While unemployment remains a state and national concern, heightened locally due to recent breaking news that Intel Corp will lay off about 215 employees at its Rio Rancho chip fabrication facility (headcount will be reduced by 12,000, globally), the technology industry continues to be a significant contributor to the state’s overall economy, accounting for an estimated 5.5%. In the 4th quarter of 2015, NM saw an increase in postings for jobs in the tech-sector, for a total of 2,700 new postings – up 8%, year over year.
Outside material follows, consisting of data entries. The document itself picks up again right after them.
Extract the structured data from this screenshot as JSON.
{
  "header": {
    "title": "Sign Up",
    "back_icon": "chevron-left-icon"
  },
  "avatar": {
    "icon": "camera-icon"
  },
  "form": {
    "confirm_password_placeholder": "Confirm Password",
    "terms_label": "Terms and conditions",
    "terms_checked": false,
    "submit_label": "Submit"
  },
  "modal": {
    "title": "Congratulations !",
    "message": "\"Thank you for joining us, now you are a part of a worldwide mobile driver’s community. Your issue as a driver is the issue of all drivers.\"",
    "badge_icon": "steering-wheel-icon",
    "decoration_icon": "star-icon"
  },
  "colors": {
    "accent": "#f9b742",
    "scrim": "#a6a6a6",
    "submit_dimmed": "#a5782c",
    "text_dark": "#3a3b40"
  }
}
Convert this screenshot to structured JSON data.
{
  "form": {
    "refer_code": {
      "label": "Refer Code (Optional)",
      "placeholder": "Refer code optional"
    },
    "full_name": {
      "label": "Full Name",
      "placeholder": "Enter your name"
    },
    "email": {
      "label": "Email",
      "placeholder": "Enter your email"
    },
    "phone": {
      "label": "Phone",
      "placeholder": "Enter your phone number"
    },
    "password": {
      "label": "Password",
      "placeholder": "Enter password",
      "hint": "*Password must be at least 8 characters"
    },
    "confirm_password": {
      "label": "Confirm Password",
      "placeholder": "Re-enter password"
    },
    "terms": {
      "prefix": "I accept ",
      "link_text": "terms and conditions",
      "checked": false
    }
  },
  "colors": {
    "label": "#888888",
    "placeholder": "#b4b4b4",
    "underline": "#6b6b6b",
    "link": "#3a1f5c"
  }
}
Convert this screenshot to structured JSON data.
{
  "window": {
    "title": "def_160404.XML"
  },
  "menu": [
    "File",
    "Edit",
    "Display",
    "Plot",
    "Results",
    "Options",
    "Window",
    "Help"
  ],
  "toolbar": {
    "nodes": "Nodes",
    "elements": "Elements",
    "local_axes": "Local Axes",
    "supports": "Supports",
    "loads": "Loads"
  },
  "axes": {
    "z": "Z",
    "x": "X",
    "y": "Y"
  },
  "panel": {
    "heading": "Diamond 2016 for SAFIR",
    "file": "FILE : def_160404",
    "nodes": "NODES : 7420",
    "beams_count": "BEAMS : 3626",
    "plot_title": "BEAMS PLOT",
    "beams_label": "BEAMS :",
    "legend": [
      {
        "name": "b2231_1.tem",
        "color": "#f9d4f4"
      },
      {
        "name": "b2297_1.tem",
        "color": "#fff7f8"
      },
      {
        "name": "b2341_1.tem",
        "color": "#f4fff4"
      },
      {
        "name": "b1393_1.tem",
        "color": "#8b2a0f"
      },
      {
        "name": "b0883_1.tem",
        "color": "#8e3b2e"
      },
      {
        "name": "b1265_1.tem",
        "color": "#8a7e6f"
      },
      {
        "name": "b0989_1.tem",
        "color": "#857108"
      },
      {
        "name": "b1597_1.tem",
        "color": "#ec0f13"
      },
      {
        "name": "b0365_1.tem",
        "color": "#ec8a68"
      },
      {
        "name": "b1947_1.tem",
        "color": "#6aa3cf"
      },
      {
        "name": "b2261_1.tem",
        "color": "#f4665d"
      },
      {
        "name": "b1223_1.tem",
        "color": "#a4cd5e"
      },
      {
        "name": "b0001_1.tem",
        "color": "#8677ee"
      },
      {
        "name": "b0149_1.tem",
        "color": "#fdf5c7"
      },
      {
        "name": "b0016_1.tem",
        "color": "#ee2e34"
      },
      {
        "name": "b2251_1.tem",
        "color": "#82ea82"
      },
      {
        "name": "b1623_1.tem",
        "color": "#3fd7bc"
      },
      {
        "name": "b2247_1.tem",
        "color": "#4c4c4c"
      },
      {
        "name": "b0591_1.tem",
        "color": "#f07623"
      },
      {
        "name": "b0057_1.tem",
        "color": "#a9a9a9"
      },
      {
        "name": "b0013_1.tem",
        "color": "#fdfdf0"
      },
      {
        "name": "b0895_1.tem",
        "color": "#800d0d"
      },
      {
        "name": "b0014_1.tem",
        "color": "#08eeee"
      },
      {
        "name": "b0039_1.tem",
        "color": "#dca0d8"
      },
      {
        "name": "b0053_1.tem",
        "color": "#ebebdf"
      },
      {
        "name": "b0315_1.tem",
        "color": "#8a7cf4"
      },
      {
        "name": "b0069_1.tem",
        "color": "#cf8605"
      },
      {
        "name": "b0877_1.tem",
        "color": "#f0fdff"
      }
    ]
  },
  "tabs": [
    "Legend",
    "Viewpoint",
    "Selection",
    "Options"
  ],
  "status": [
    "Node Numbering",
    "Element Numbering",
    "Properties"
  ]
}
The technology industry added 263 New Mexico jobs in 2015, alone, bringing total tech employment in the state to nearly 47,000, ranking it 32nd in the country according to Cyberstates 2016: The Definitive State-by-State Analysis of the U.S. Tech Industry, published by the Computing Technology Industry Association (CompTIA).
For its part, the New Mexico Technology Council (NMTC) strives to create and nurture an economic environment conducive to job growth, specifically in the technology sector. “The New Mexico Technology Council represents approximately 150 organizations and individuals dedicated to the continued growth of New Mexico’s dynamic technology-based economy,” Nyika Allen, Executive Director for NMTC. “We work hard to connect business with local providers, introduce new faces to the community and help members build their brand through networking and exposure, through organizing close to 40 events annually. Unquestionably, their efforts contribute greatly to the economic development of the region by leading unique initiatives to advance STEM, individualized careers and the development of a robust talent pool. These efforts have been, and continue to be, essential to create, attract and grow jobs in the region, ensuring New Mexico’s long term goal as a vibrant tech community.”
Cyberstates represents a comprehensive look at tech employment, wages, and other key economic factors nationally and state-by-state, covering all 50 states and the District of Columbia. Now in its 17th edition, Cyberstates 2016 relies primarily on data from the U.S. Bureau of Labor Statistics. The report provides 2015 national and state-by-state data on tech employment, wages, establishments, payroll, wage differential, employment concentration, economic output, and job openings. All data are the most recent available at the time of production. The BLS data is preliminary and subject to revision. The full report can be found at: https://www.comptia.org.